The answer is all of the data repeated exactly, with each picture omitted.

>>>>

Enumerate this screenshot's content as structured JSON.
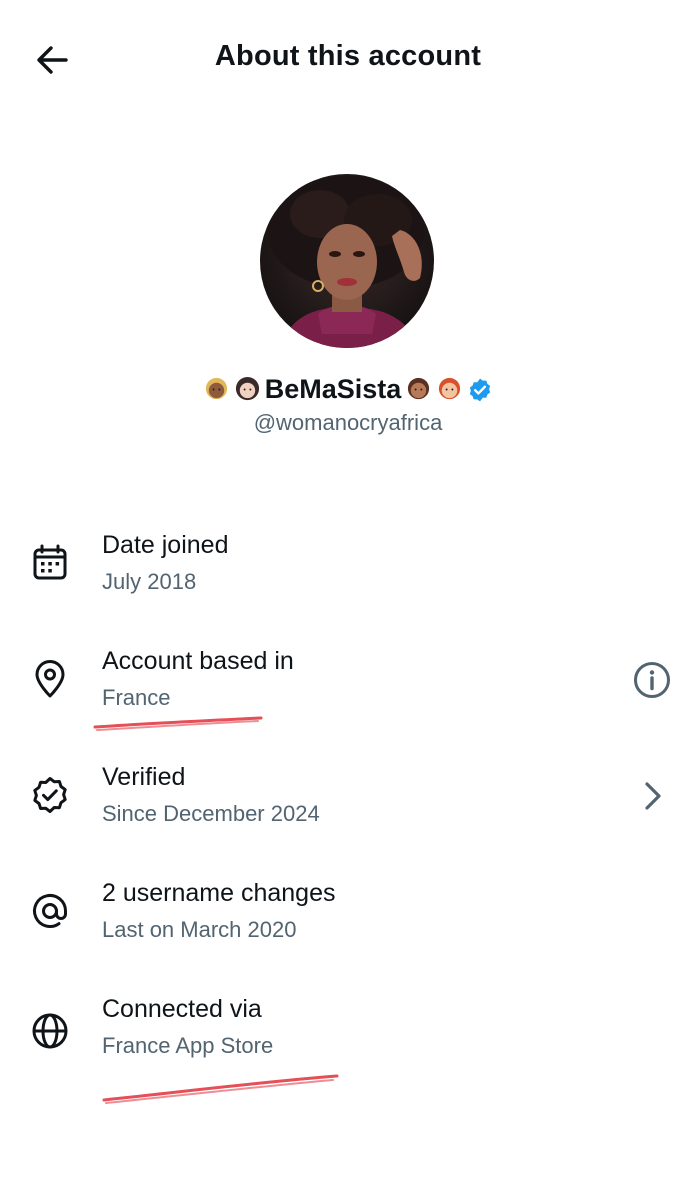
{
  "header": {
    "title": "About this account",
    "back_icon": "arrow-left-icon"
  },
  "profile": {
    "display_name": "BeMaSista",
    "handle": "@womanocryafrica",
    "verified_badge_color": "#1d9bf0"
  },
  "rows": [
    {
      "title": "Date joined",
      "subtitle": "July 2018",
      "icon": "calendar-icon"
    },
    {
      "title": "Account based in",
      "subtitle": "France",
      "icon": "location-pin-icon",
      "right_icon": "info-icon"
    },
    {
      "title": "Verified",
      "subtitle": "Since December 2024",
      "icon": "verified-badge-icon",
      "right_icon": "chevron-right-icon"
    },
    {
      "title": "2 username changes",
      "subtitle": "Last on March 2020",
      "icon": "at-sign-icon"
    },
    {
      "title": "Connected via",
      "subtitle": "France App Store",
      "icon": "globe-icon"
    }
  ],
  "colors": {
    "text_primary": "#0f1419",
    "text_secondary": "#536471",
    "annotation_red": "#e0303a"
  }
}
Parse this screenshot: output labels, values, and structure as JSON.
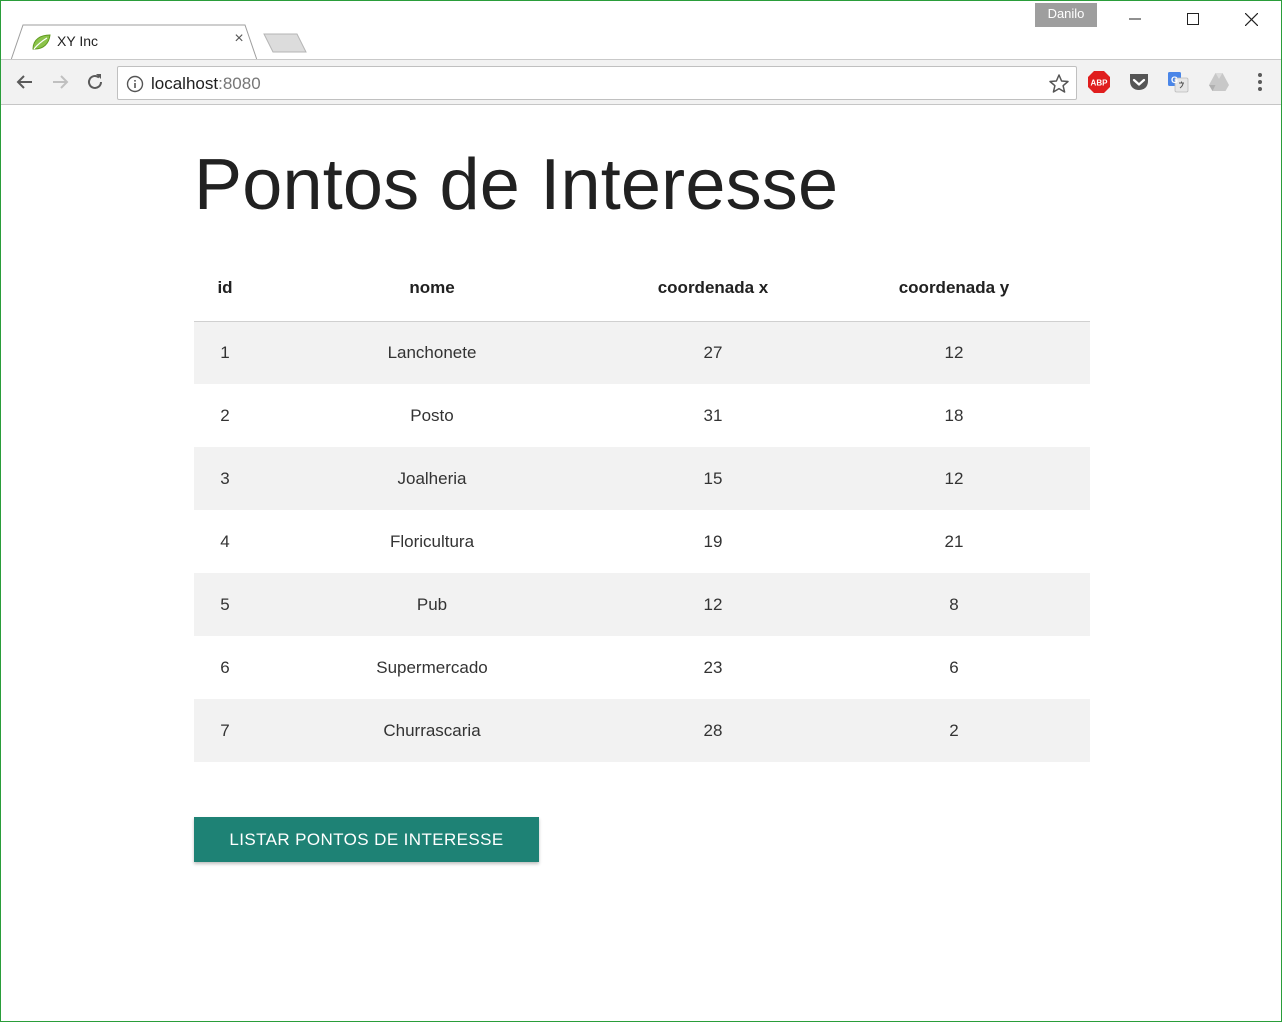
{
  "browser": {
    "tab_title": "XY Inc",
    "tab_close": "×",
    "profile_name": "Danilo",
    "address_host": "localhost",
    "address_port": ":8080",
    "extensions": [
      "adblock-plus-icon",
      "pocket-icon",
      "google-translate-icon",
      "google-drive-icon"
    ],
    "adblock_label": "ABP"
  },
  "page": {
    "title": "Pontos de Interesse",
    "table": {
      "headers": {
        "id": "id",
        "nome": "nome",
        "x": "coordenada x",
        "y": "coordenada y"
      },
      "rows": [
        {
          "id": "1",
          "nome": "Lanchonete",
          "x": "27",
          "y": "12"
        },
        {
          "id": "2",
          "nome": "Posto",
          "x": "31",
          "y": "18"
        },
        {
          "id": "3",
          "nome": "Joalheria",
          "x": "15",
          "y": "12"
        },
        {
          "id": "4",
          "nome": "Floricultura",
          "x": "19",
          "y": "21"
        },
        {
          "id": "5",
          "nome": "Pub",
          "x": "12",
          "y": "8"
        },
        {
          "id": "6",
          "nome": "Supermercado",
          "x": "23",
          "y": "6"
        },
        {
          "id": "7",
          "nome": "Churrascaria",
          "x": "28",
          "y": "2"
        }
      ]
    },
    "list_button_label": "LISTAR PONTOS DE INTERESSE"
  },
  "colors": {
    "button_bg": "#1e8275",
    "row_stripe": "#f2f2f2",
    "window_border": "#2a9d3a"
  }
}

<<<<

**RESPONSE:**
Enumerate this screenshot's content as structured JSON.
{
  "header": {
    "title": "About this account",
    "back_icon": "arrow-left-icon"
  },
  "profile": {
    "display_name": "BeMaSista",
    "handle": "@womanocryafrica",
    "verified_badge_color": "#1d9bf0"
  },
  "rows": [
    {
      "title": "Date joined",
      "subtitle": "July 2018",
      "icon": "calendar-icon"
    },
    {
      "title": "Account based in",
      "subtitle": "France",
      "icon": "location-pin-icon",
      "right_icon": "info-icon"
    },
    {
      "title": "Verified",
      "subtitle": "Since December 2024",
      "icon": "verified-badge-icon",
      "right_icon": "chevron-right-icon"
    },
    {
      "title": "2 username changes",
      "subtitle": "Last on March 2020",
      "icon": "at-sign-icon"
    },
    {
      "title": "Connected via",
      "subtitle": "France App Store",
      "icon": "globe-icon"
    }
  ],
  "colors": {
    "text_primary": "#0f1419",
    "text_secondary": "#536471",
    "annotation_red": "#e0303a"
  }
}
Parse this screenshot: output labels, values, and structure as JSON.
{
  "browser": {
    "tab_title": "XY Inc",
    "tab_close": "×",
    "profile_name": "Danilo",
    "address_host": "localhost",
    "address_port": ":8080",
    "extensions": [
      "adblock-plus-icon",
      "pocket-icon",
      "google-translate-icon",
      "google-drive-icon"
    ],
    "adblock_label": "ABP"
  },
  "page": {
    "title": "Pontos de Interesse",
    "table": {
      "headers": {
        "id": "id",
        "nome": "nome",
        "x": "coordenada x",
        "y": "coordenada y"
      },
      "rows": [
        {
          "id": "1",
          "nome": "Lanchonete",
          "x": "27",
          "y": "12"
        },
        {
          "id": "2",
          "nome": "Posto",
          "x": "31",
          "y": "18"
        },
        {
          "id": "3",
          "nome": "Joalheria",
          "x": "15",
          "y": "12"
        },
        {
          "id": "4",
          "nome": "Floricultura",
          "x": "19",
          "y": "21"
        },
        {
          "id": "5",
          "nome": "Pub",
          "x": "12",
          "y": "8"
        },
        {
          "id": "6",
          "nome": "Supermercado",
          "x": "23",
          "y": "6"
        },
        {
          "id": "7",
          "nome": "Churrascaria",
          "x": "28",
          "y": "2"
        }
      ]
    },
    "list_button_label": "LISTAR PONTOS DE INTERESSE"
  },
  "colors": {
    "button_bg": "#1e8275",
    "row_stripe": "#f2f2f2",
    "window_border": "#2a9d3a"
  }
}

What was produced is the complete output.